Incidence and natural history of Paget's disease of bone in England and Wales.
van Staa TP., Selby P., Leufkens HGM., Lyles K., Sprafka JM., Cooper C.

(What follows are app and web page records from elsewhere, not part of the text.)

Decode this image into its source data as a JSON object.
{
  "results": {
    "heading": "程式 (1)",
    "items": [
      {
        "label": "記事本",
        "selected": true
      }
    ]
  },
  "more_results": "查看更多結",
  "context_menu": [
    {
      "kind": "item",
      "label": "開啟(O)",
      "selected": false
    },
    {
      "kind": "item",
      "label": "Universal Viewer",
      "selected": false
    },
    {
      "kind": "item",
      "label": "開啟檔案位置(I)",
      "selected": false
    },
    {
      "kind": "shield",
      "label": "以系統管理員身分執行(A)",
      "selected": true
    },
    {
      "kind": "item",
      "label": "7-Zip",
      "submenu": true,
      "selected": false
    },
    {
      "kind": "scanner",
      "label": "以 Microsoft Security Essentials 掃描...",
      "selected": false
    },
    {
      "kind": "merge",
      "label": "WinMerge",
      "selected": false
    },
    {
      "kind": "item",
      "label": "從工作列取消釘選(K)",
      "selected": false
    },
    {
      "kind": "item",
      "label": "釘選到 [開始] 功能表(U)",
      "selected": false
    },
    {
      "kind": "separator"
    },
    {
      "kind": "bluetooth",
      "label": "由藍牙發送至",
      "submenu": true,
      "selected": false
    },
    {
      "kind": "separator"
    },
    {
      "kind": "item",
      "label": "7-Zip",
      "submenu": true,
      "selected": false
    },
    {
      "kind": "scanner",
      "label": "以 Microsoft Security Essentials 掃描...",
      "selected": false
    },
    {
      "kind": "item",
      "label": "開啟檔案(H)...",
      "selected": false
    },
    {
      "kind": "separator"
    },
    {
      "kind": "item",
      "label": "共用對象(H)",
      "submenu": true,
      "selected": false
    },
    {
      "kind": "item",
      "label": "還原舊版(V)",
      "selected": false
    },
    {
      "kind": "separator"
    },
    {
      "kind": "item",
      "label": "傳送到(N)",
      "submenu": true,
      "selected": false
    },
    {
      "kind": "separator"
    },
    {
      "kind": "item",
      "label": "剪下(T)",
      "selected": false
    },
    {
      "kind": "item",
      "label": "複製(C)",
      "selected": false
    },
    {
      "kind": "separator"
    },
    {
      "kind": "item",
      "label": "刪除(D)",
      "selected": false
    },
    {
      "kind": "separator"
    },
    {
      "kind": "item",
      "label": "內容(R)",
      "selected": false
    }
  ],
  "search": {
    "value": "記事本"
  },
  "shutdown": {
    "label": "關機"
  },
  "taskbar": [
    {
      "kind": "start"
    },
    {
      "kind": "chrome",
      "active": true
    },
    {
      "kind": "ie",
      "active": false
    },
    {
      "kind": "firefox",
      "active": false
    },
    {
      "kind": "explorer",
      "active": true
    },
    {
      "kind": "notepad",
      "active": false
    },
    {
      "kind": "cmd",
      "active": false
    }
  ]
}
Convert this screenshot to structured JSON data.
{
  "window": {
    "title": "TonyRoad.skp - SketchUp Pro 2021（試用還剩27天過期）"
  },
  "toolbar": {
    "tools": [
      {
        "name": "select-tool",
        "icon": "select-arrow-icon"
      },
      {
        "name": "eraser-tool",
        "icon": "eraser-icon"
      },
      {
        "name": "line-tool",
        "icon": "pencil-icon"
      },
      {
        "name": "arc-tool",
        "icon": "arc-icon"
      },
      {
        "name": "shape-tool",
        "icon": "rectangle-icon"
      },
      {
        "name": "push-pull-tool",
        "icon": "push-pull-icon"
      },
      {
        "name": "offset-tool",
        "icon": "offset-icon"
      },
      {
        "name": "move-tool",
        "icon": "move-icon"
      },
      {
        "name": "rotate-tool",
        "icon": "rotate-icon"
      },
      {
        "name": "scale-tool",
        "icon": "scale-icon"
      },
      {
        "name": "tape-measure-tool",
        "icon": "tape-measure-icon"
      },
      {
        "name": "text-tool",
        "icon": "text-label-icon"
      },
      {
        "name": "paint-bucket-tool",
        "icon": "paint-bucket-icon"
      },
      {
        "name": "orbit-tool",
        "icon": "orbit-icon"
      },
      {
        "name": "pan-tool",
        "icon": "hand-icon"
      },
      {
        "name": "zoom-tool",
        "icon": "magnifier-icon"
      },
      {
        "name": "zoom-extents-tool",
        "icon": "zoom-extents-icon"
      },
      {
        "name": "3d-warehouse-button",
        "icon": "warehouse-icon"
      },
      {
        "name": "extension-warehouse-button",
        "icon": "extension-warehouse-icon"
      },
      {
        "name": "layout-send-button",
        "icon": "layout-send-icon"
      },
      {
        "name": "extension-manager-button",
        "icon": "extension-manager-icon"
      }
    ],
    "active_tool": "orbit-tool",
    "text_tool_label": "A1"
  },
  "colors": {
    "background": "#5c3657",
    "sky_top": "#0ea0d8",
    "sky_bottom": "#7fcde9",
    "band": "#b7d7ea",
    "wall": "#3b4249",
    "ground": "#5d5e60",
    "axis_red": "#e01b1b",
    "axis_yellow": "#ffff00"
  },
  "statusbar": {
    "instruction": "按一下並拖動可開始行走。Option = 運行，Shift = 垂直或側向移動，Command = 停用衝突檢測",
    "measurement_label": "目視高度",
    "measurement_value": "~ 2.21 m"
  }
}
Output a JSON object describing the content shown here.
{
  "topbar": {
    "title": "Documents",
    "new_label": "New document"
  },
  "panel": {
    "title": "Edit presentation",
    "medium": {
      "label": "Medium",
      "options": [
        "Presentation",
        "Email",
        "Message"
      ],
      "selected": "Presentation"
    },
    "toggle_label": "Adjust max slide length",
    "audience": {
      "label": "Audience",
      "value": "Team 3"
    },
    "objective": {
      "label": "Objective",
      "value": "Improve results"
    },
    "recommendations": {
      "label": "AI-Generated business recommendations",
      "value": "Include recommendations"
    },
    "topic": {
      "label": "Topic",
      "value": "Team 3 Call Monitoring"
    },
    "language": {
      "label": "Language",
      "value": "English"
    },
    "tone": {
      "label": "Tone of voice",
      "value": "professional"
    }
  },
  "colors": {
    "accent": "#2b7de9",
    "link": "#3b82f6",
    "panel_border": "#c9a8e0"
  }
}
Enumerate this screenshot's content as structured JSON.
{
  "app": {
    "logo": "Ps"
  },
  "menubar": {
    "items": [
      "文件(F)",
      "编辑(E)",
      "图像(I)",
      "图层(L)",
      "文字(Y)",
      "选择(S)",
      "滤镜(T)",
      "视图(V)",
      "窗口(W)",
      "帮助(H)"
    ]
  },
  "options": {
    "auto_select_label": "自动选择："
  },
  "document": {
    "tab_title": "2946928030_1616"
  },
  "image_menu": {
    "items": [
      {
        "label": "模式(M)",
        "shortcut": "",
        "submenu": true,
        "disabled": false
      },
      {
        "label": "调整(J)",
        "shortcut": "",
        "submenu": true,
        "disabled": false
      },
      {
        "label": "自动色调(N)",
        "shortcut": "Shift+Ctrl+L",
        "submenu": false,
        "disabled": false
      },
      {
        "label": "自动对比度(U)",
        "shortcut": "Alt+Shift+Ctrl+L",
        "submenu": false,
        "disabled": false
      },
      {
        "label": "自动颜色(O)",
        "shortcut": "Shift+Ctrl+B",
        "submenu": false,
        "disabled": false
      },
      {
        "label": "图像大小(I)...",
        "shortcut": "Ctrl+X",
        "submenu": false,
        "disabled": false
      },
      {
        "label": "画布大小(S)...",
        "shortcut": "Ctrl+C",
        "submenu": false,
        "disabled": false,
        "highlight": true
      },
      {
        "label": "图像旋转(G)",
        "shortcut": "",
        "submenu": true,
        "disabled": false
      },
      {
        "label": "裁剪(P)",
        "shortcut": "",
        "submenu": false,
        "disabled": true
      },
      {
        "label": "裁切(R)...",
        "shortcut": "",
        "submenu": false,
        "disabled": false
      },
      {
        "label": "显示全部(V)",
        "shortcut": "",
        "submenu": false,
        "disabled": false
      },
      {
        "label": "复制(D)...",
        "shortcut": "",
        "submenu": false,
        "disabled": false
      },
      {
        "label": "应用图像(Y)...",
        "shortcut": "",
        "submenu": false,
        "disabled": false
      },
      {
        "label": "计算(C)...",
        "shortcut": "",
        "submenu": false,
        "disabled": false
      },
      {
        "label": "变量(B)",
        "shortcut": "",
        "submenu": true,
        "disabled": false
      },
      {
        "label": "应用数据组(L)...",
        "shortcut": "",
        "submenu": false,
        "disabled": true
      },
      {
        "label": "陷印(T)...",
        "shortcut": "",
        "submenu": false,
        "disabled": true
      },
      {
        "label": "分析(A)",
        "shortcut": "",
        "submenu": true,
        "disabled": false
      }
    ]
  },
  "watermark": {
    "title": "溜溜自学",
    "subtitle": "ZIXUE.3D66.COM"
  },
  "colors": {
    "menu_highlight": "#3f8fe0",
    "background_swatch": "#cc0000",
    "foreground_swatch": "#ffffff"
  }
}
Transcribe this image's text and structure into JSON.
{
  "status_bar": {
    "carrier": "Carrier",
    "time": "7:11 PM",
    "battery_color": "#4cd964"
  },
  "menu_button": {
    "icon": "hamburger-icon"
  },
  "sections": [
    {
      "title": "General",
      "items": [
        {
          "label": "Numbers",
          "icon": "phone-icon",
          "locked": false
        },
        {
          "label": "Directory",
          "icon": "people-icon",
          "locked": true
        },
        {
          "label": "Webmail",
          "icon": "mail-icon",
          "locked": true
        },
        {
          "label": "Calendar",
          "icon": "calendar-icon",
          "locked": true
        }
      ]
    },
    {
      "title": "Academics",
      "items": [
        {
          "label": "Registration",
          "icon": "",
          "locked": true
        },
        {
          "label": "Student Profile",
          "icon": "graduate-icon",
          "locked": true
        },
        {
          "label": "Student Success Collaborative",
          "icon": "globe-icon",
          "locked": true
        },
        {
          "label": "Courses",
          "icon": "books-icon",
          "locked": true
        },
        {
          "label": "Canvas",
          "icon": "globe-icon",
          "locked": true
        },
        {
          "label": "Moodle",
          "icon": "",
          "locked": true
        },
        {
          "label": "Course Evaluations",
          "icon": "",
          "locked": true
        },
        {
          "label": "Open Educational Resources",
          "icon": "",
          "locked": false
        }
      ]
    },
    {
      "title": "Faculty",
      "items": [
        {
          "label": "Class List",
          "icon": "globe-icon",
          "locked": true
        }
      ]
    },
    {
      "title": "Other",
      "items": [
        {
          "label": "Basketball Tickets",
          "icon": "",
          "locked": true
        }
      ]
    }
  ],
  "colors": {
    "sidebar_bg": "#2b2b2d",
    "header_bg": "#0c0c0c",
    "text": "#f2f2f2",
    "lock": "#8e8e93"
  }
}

This study used a large, primary care, record-linkage resource (the General Practice Research Database [GPRD]) to evaluate the incidence, clinical presentation, and natural history of Paget's disease of bone in England and Wales. Between 1988 and 1999, we identified 2465 patients with the recorded diagnosis of Paget's disease of bone, within the five million subjects > or = 18 years old who were registered in the GPRD. The validity of diagnostic recording was assessed by questionnaire to individual general practitioners (GPs) in 150 patients; the diagnosis was confirmed in 93.8% of responders. The mean age of patients with Paget's disease was 75 years and 51% were men. The prevalence of the disorder was 0.3% among men and women aged > or = 55 years; incidence rates for clinically diagnosed Paget's disease rose steeply with age (men, 5 per 10,000 person-years; women, 3 per 10,000 person-years at the age of 75 years). Over the 11-year period of the study, the age- and sex-adjusted incidence rate of clinically diagnosed Paget's disease declined from 1.1 per 10,000 person-years to 0.7 per 10,000 person-years. Each patient with Paget's disease was matched to three controls matched by age, gender, and general practice. Cases had a greater risk of back pain (relative risk [RR], 2.1; 95% CI, 1.9-2.3), osteoarthritis (OA; RR, 1.7; 95% CI, 1.5-1.9), hip arthroplasty (RR, 3.1; 95% CI, 2.4-4.1), knee arthroplasty (RR, 1.6; 95% CI, 1.0-2.6), fracture (RR, 1.2; 95% CI, 1.0-1.5), and hearing loss (RR, 1.6; 95% CI, 1.3-1.9). Seven patients with Paget's disease developed a malignant bone neoplasm (0.3%). Using life table methodology, the estimated number of people who died within 5 years of follow-up was 32.7% among the patients with Paget's disease and 28.0% among the control patients.